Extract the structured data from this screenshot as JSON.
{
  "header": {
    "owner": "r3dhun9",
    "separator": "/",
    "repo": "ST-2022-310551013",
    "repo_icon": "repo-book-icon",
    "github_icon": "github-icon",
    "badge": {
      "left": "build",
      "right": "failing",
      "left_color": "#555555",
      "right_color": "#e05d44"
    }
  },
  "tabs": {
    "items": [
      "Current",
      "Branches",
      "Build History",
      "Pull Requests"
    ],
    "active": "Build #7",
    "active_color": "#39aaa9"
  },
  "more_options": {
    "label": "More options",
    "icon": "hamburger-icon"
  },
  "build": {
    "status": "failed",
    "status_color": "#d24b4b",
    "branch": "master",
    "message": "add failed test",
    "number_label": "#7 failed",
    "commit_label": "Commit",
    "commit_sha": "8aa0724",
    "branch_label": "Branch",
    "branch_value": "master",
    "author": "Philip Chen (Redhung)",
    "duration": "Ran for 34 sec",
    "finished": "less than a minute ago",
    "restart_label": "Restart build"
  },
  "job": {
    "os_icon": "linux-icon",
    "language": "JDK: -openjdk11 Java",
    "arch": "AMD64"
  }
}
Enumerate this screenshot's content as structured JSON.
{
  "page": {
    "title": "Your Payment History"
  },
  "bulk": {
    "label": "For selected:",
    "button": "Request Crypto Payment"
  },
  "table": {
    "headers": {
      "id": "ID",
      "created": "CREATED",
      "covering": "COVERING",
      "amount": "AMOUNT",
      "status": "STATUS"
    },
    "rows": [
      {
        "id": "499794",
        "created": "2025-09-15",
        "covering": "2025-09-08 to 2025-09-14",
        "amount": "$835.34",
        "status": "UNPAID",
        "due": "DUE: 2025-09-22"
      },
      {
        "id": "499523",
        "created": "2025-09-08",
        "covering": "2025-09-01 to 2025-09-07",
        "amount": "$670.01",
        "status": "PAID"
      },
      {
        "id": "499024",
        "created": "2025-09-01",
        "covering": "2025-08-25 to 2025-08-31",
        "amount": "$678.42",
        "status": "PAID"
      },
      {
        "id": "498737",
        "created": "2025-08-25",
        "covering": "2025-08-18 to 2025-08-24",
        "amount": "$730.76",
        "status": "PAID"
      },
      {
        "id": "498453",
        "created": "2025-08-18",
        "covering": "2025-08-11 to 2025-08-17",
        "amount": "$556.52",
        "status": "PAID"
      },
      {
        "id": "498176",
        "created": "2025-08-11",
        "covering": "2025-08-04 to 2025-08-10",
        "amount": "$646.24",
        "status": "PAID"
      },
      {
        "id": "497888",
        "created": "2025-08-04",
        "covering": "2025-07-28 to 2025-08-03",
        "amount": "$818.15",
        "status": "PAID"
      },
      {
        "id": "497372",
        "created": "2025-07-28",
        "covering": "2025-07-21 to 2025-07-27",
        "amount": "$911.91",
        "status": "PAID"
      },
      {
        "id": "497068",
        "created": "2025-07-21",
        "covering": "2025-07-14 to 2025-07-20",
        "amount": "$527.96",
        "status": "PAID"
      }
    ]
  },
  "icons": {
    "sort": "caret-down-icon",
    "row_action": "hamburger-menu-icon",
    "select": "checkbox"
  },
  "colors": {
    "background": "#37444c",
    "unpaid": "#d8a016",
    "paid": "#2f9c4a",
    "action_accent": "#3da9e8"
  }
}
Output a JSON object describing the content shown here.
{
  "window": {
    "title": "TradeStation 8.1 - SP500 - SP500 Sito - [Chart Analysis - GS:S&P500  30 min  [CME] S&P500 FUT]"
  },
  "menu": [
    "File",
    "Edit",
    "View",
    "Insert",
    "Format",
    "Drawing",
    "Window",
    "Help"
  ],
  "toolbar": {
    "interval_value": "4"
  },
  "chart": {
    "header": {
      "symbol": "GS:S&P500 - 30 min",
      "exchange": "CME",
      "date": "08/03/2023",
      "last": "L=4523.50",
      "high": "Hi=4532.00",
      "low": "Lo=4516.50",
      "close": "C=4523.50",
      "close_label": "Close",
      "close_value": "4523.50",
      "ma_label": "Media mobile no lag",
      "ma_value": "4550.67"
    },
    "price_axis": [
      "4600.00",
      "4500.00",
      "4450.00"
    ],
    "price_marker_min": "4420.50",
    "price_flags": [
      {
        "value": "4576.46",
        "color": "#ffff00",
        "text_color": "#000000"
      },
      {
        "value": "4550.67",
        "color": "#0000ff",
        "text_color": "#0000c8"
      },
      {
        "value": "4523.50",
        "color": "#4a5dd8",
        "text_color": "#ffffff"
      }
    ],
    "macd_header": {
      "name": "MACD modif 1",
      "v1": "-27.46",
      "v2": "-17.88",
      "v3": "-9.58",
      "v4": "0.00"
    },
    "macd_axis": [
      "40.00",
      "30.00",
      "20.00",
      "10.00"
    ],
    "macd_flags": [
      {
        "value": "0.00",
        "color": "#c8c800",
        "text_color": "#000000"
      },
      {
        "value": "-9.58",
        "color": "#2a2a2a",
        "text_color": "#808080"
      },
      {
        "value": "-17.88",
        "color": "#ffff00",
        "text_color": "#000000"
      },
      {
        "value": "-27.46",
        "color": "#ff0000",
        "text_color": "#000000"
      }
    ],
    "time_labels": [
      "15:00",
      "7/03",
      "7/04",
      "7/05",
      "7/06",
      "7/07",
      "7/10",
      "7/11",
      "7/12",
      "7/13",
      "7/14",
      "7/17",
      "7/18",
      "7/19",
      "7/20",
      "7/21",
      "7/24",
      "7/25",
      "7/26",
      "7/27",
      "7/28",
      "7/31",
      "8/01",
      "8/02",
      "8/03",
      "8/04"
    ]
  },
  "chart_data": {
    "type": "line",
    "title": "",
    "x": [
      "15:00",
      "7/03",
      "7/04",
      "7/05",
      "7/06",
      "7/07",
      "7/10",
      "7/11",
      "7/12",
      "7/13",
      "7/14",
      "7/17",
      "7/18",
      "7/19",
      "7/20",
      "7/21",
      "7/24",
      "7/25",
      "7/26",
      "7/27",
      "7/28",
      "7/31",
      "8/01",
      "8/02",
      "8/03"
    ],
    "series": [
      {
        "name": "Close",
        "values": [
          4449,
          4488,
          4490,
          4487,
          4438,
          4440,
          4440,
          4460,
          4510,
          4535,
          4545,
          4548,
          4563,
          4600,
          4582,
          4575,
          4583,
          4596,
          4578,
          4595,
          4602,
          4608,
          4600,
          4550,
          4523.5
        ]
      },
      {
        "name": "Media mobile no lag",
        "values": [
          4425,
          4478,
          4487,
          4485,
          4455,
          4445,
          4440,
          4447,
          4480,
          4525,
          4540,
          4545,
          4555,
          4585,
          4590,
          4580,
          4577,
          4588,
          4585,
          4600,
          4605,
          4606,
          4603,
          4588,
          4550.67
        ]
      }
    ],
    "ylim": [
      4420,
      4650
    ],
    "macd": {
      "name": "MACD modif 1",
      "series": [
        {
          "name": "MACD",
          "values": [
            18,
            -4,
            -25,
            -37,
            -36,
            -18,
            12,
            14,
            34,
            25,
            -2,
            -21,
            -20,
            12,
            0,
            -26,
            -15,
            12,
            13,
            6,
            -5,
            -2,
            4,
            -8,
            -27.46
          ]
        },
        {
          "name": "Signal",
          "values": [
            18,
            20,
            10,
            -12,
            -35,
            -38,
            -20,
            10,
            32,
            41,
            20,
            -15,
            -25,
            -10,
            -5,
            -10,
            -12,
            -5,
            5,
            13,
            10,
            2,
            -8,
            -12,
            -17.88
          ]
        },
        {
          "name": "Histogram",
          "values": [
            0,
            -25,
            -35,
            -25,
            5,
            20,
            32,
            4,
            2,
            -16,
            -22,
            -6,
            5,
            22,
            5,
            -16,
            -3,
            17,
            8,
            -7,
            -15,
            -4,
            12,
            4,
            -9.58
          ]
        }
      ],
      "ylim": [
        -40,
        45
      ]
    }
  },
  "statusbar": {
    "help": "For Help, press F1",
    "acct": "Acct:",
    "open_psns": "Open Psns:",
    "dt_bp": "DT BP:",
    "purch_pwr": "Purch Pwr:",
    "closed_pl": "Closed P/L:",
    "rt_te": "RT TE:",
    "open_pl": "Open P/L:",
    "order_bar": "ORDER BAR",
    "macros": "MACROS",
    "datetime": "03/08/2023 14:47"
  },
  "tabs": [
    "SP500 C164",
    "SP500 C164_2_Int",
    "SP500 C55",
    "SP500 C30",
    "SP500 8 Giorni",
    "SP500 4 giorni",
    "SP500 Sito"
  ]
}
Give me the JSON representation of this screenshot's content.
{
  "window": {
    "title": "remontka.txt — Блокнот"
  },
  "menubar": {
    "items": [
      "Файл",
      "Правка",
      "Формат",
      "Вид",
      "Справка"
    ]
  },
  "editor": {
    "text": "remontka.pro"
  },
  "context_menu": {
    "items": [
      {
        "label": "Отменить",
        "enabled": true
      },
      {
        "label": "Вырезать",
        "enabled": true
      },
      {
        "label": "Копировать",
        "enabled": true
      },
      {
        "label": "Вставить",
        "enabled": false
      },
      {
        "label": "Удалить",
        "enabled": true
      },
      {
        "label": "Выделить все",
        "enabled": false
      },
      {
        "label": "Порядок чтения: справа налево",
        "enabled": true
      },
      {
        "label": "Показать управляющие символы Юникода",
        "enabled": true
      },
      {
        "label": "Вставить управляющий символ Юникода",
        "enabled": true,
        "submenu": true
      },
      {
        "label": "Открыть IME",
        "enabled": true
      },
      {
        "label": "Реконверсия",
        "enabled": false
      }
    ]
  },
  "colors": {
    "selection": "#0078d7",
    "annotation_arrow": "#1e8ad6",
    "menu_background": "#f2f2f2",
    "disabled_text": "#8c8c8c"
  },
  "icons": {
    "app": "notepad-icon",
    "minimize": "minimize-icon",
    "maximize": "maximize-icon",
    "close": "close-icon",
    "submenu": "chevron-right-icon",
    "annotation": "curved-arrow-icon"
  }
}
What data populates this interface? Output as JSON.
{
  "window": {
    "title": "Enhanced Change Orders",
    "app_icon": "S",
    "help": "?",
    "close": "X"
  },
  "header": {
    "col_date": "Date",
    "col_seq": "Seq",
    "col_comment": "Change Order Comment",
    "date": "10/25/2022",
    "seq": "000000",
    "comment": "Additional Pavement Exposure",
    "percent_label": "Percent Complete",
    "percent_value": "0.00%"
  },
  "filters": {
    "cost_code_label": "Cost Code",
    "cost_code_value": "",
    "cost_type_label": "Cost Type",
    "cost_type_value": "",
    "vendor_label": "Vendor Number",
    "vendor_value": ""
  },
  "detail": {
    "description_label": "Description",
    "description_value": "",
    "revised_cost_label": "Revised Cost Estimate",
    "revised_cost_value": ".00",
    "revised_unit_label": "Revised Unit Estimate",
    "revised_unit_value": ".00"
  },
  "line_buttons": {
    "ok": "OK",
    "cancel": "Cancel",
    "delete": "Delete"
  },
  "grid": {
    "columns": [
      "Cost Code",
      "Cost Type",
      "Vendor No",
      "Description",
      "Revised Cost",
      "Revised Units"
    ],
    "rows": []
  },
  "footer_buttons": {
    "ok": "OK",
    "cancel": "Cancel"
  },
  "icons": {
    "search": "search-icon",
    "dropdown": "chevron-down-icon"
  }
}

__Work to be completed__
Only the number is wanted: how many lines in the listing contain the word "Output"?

__Solution for this task__
2